The task:
Exclude all pictures from your copy of the data below, which should otherwise match exactly.

::: Records shown

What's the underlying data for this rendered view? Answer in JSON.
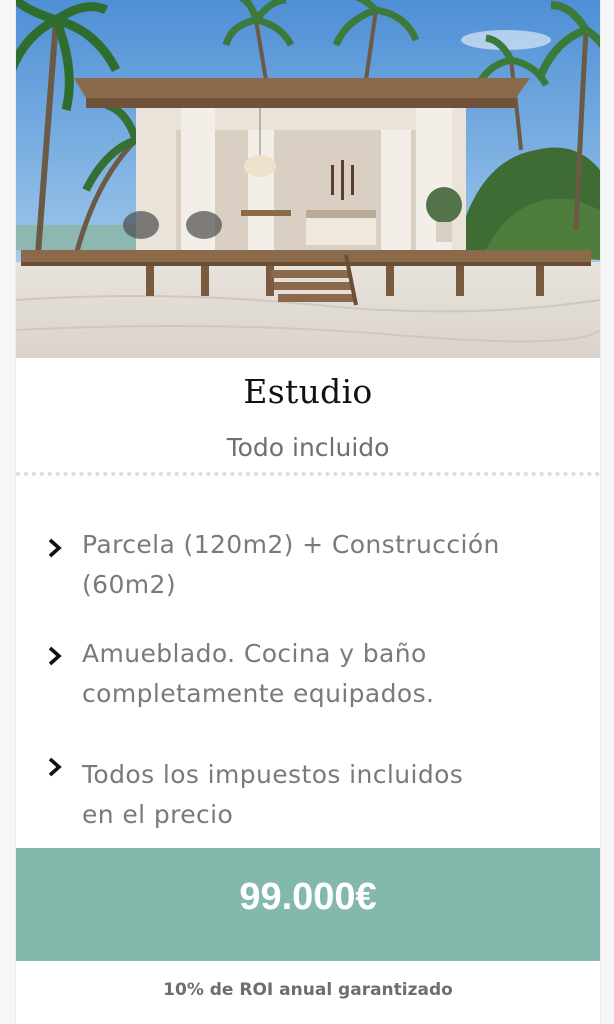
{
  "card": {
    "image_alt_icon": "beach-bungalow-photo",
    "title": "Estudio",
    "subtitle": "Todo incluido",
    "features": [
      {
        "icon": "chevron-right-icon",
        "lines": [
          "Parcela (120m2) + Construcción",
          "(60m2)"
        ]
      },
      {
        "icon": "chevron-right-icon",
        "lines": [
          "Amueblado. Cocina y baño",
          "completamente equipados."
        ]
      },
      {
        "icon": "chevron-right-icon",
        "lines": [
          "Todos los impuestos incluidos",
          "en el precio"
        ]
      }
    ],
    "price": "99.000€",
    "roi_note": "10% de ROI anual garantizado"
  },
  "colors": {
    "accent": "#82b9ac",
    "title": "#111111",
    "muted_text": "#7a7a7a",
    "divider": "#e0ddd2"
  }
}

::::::

Answer to this exercise:
What's the underlying data for this rendered view? Answer in JSON.
{
  "card": {
    "image_alt_icon": "beach-bungalow-photo",
    "title": "Estudio",
    "subtitle": "Todo incluido",
    "features": [
      {
        "icon": "chevron-right-icon",
        "lines": [
          "Parcela (120m2) + Construcción",
          "(60m2)"
        ]
      },
      {
        "icon": "chevron-right-icon",
        "lines": [
          "Amueblado. Cocina y baño",
          "completamente equipados."
        ]
      },
      {
        "icon": "chevron-right-icon",
        "lines": [
          "Todos los impuestos incluidos",
          "en el precio"
        ]
      }
    ],
    "price": "99.000€",
    "roi_note": "10% de ROI anual garantizado"
  },
  "colors": {
    "accent": "#82b9ac",
    "title": "#111111",
    "muted_text": "#7a7a7a",
    "divider": "#e0ddd2"
  }
}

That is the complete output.